Ted Baker has relocated its Bluewater store to a larger site that features a one-off store concept based on a fictional Kent village called Tedbury.
The new store, which is almost double the size of its previous Bluewater space, opened on November 11. The concept will not be replicated elsewhere but is part of a strategy to keep stores “unique”, according to the premium lifestyle retailer’s founder Ray Kelvin .
He said: “At Ted Baker we don’t do anything twice. This is the first and only store where people will be able to see this concept. We want all our stores to be unique and to offer customers a different experience, so no two stores will ever be the same.”
The 7,000 sq ft store is split into four different village ‘shops’, or zones, including a country pub, an old apothecary, a butchers and a tea and cake shop.
Each zone has been segmented to include a different part of the collection. “Each area is mixed with menswear and womenswear but the Endurance collection is in the pub and the mainline is in the butchers,” said Kelvin.
According to Kelvin, the decision to increase Ted Baker’s retail space was due to strong sales at Bluewater. He said: “We’ve had a store in Bluewater since it opened, which is almost 15 years ago, and have seen really good growth there. Our old store was simply too small and we couldn’t showcase the entire collection. Now we can.”

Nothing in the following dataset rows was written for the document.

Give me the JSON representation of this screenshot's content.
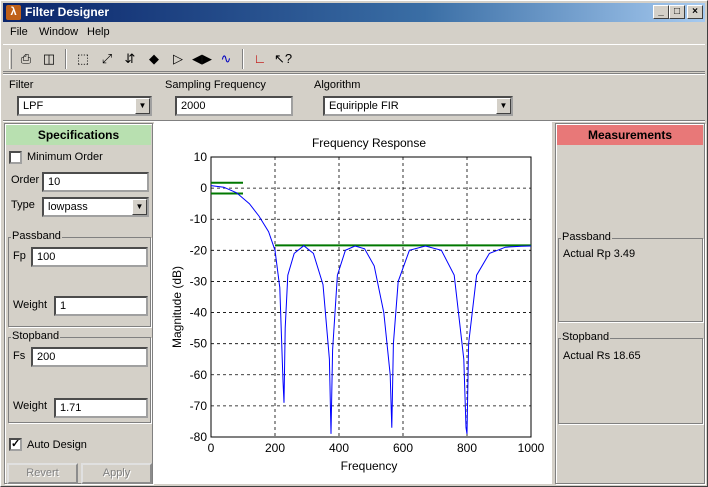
{
  "window": {
    "title": "Filter Designer"
  },
  "menu": [
    "File",
    "Window",
    "Help"
  ],
  "toolbar": {
    "buttons": [
      "printer-icon",
      "print-preview-icon",
      "select-region-icon",
      "zoom-fit-icon",
      "zoom-vertical-icon",
      "zoom-in-y-icon",
      "zoom-x-icon",
      "zoom-in-x-icon",
      "response-plot-icon",
      "filter-view-icon",
      "whats-this-icon"
    ]
  },
  "params": {
    "filter_label": "Filter",
    "filter_value": "LPF",
    "sampling_label": "Sampling Frequency",
    "sampling_value": "2000",
    "algorithm_label": "Algorithm",
    "algorithm_value": "Equiripple FIR"
  },
  "specs": {
    "title": "Specifications",
    "min_order_label": "Minimum Order",
    "min_order_checked": false,
    "order_label": "Order",
    "order_value": "10",
    "type_label": "Type",
    "type_value": "lowpass",
    "passband": {
      "title": "Passband",
      "fp_label": "Fp",
      "fp_value": "100",
      "weight_label": "Weight",
      "weight_value": "1"
    },
    "stopband": {
      "title": "Stopband",
      "fs_label": "Fs",
      "fs_value": "200",
      "weight_label": "Weight",
      "weight_value": "1.71"
    },
    "auto_design_label": "Auto Design",
    "auto_design_checked": true,
    "revert_label": "Revert",
    "apply_label": "Apply"
  },
  "measurements": {
    "title": "Measurements",
    "passband_title": "Passband",
    "rp_text": "Actual Rp  3.49",
    "stopband_title": "Stopband",
    "rs_text": "Actual Rs  18.65"
  },
  "colors": {
    "spec_header": "#b8e0b0",
    "meas_header": "#e87878",
    "curve": "#0000ff",
    "spec_lines": "#007800"
  },
  "chart_data": {
    "type": "line",
    "title": "Frequency Response",
    "xlabel": "Frequency",
    "ylabel": "Magnitude (dB)",
    "xlim": [
      0,
      1000
    ],
    "ylim": [
      -80,
      10
    ],
    "xticks": [
      0,
      200,
      400,
      600,
      800,
      1000
    ],
    "yticks": [
      10,
      0,
      -10,
      -20,
      -30,
      -40,
      -50,
      -60,
      -70,
      -80
    ],
    "grid": true,
    "series": [
      {
        "name": "",
        "x": [
          0,
          40,
          80,
          120,
          150,
          180,
          200,
          215,
          225,
          228,
          232,
          240,
          260,
          290,
          320,
          350,
          370,
          375,
          380,
          395,
          420,
          450,
          480,
          510,
          540,
          560,
          565,
          570,
          585,
          620,
          670,
          720,
          760,
          790,
          797,
          800,
          805,
          830,
          870,
          920,
          970,
          1000
        ],
        "y": [
          0.8,
          0.3,
          -1.5,
          -5,
          -9,
          -14,
          -20,
          -32,
          -62,
          -69,
          -45,
          -28,
          -21,
          -18.5,
          -21,
          -31,
          -55,
          -79,
          -52,
          -28,
          -20,
          -18.6,
          -19.5,
          -25,
          -40,
          -60,
          -77,
          -50,
          -30,
          -20,
          -18.6,
          -20,
          -28,
          -55,
          -77,
          -79,
          -50,
          -28,
          -21,
          -19,
          -18.7,
          -18.6
        ]
      }
    ],
    "spec_lines": [
      {
        "x": [
          0,
          100
        ],
        "y": [
          1.74,
          1.74
        ]
      },
      {
        "x": [
          0,
          100
        ],
        "y": [
          -1.74,
          -1.74
        ]
      },
      {
        "x": [
          200,
          1000
        ],
        "y": [
          -18.4,
          -18.4
        ]
      }
    ]
  }
}
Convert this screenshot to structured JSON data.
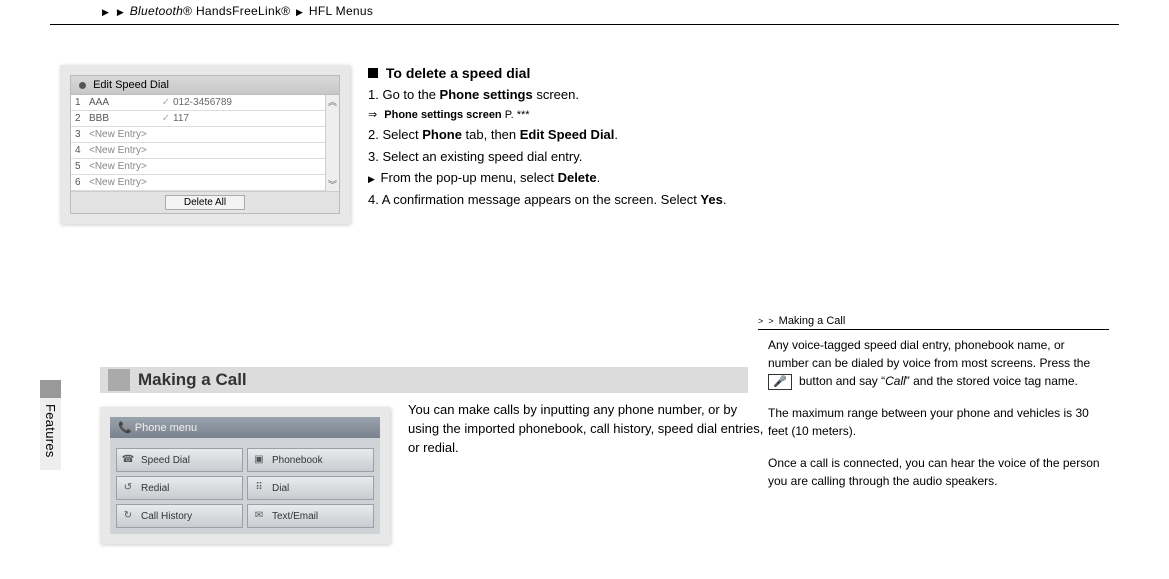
{
  "header": {
    "breadcrumb_bt": "Bluetooth",
    "breadcrumb_reg1": "®",
    "breadcrumb_hfl": "HandsFreeLink®",
    "breadcrumb_tail": "HFL Menus"
  },
  "sidetab": {
    "label": "Features"
  },
  "speed_dial_ui": {
    "title": "Edit Speed Dial",
    "rows": [
      {
        "idx": "1",
        "name": "AAA",
        "mic": "✓",
        "num": "012-3456789"
      },
      {
        "idx": "2",
        "name": "BBB",
        "mic": "✓",
        "num": "117"
      },
      {
        "idx": "3",
        "name": "<New Entry>",
        "mic": "",
        "num": ""
      },
      {
        "idx": "4",
        "name": "<New Entry>",
        "mic": "",
        "num": ""
      },
      {
        "idx": "5",
        "name": "<New Entry>",
        "mic": "",
        "num": ""
      },
      {
        "idx": "6",
        "name": "<New Entry>",
        "mic": "",
        "num": ""
      }
    ],
    "delete_all": "Delete All"
  },
  "instructions": {
    "heading": "To delete a speed dial",
    "step1_pre": "1.  Go to the ",
    "step1_bold": "Phone settings",
    "step1_post": " screen.",
    "step1_sub_pre": "Phone settings screen",
    "step1_sub_post": " P. ***",
    "step2_pre": "2.  Select ",
    "step2_b1": "Phone",
    "step2_mid": " tab, then ",
    "step2_b2": "Edit Speed Dial",
    "step2_post": ".",
    "step3": "3.  Select an existing speed dial entry.",
    "step3_sub_pre": "From the pop-up menu, select ",
    "step3_sub_bold": "Delete",
    "step3_sub_post": ".",
    "step4_pre": "4.  A confirmation message appears on the screen. Select ",
    "step4_bold": "Yes",
    "step4_post": "."
  },
  "section": {
    "title": "Making a Call"
  },
  "para": {
    "body": "You can make calls by inputting any phone number, or by using the imported phonebook, call history, speed dial entries, or redial."
  },
  "phone_menu": {
    "title": "Phone menu",
    "buttons": [
      {
        "icon": "speed-dial-icon",
        "glyph": "☎",
        "label": "Speed Dial"
      },
      {
        "icon": "phonebook-icon",
        "glyph": "▣",
        "label": "Phonebook"
      },
      {
        "icon": "redial-icon",
        "glyph": "↺",
        "label": "Redial"
      },
      {
        "icon": "dial-icon",
        "glyph": "⠿",
        "label": "Dial"
      },
      {
        "icon": "call-history-icon",
        "glyph": "↻",
        "label": "Call History"
      },
      {
        "icon": "text-email-icon",
        "glyph": "✉",
        "label": "Text/Email"
      }
    ]
  },
  "right": {
    "crumb": "Making a Call",
    "p1_a": "Any voice-tagged speed dial entry, phonebook name, or number can be dialed by voice from most screens. Press the ",
    "p1_icon": "🎤",
    "p1_b": " button and say “",
    "p1_call": "Call",
    "p1_c": "”  and the stored voice tag name.",
    "p2": "The maximum range between your phone and vehicles is 30 feet (10 meters).",
    "p3": "Once a call is connected, you can hear the voice of the person you are calling through the audio speakers."
  }
}
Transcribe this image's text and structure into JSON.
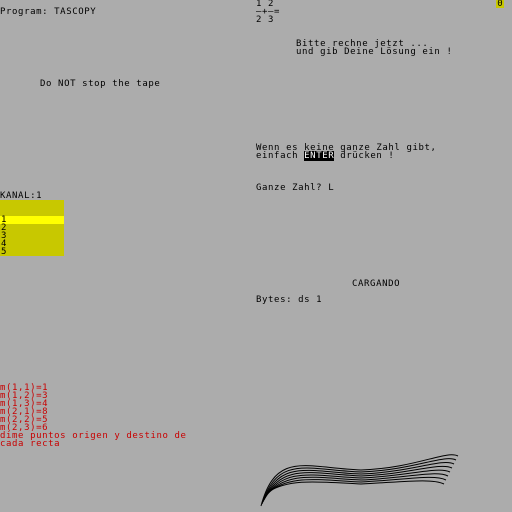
{
  "program": {
    "label": "Program: TASCOPY"
  },
  "badge": {
    "value": "0"
  },
  "fraction": {
    "numerators": "1 2",
    "line2": "—+—=",
    "denominators": "2 3"
  },
  "quiz": {
    "line1": "Bitte rechne jetzt ...",
    "line2": "und gib Deine Lösung ein !",
    "hint1": "Wenn es keine ganze Zahl gibt,",
    "hint2_before": "einfach ",
    "hint2_key": "ENTER",
    "hint2_after": " drücken !",
    "prompt": "Ganze Zahl? L"
  },
  "tape_msg": "Do NOT stop the tape",
  "kanal": {
    "label": "KANAL:1",
    "channels": [
      "1",
      "2",
      "3",
      "4",
      "5"
    ],
    "selected": "1"
  },
  "loader": {
    "status": "CARGANDO",
    "bytes": "Bytes: ds 1"
  },
  "matrix": {
    "lines": [
      "m(1,1)=1",
      "m(1,2)=3",
      "m(1,3)=4",
      "m(2,1)=8",
      "m(2,2)=5",
      "m(2,3)=6",
      "dime puntos origen y destino de",
      "cada recta"
    ]
  },
  "colors": {
    "background": "#acacac",
    "ink": "#000000",
    "red": "#c80000",
    "yellow": "#c8c800",
    "highlight": "#ffff00"
  },
  "icons": {
    "wave": "wave-curves-graphic"
  }
}
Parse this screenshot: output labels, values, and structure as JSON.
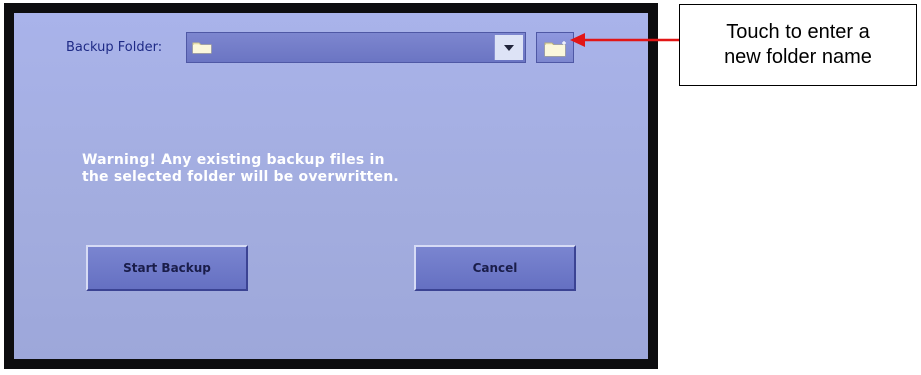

Ted Baker also plans to roll out in-store Wi-Fi by the end of the year. It is part of Ted Baker’s plans to link its online and offline strategies, which will also include in-store iPads and touch screens for customer ordering and click-and-collect.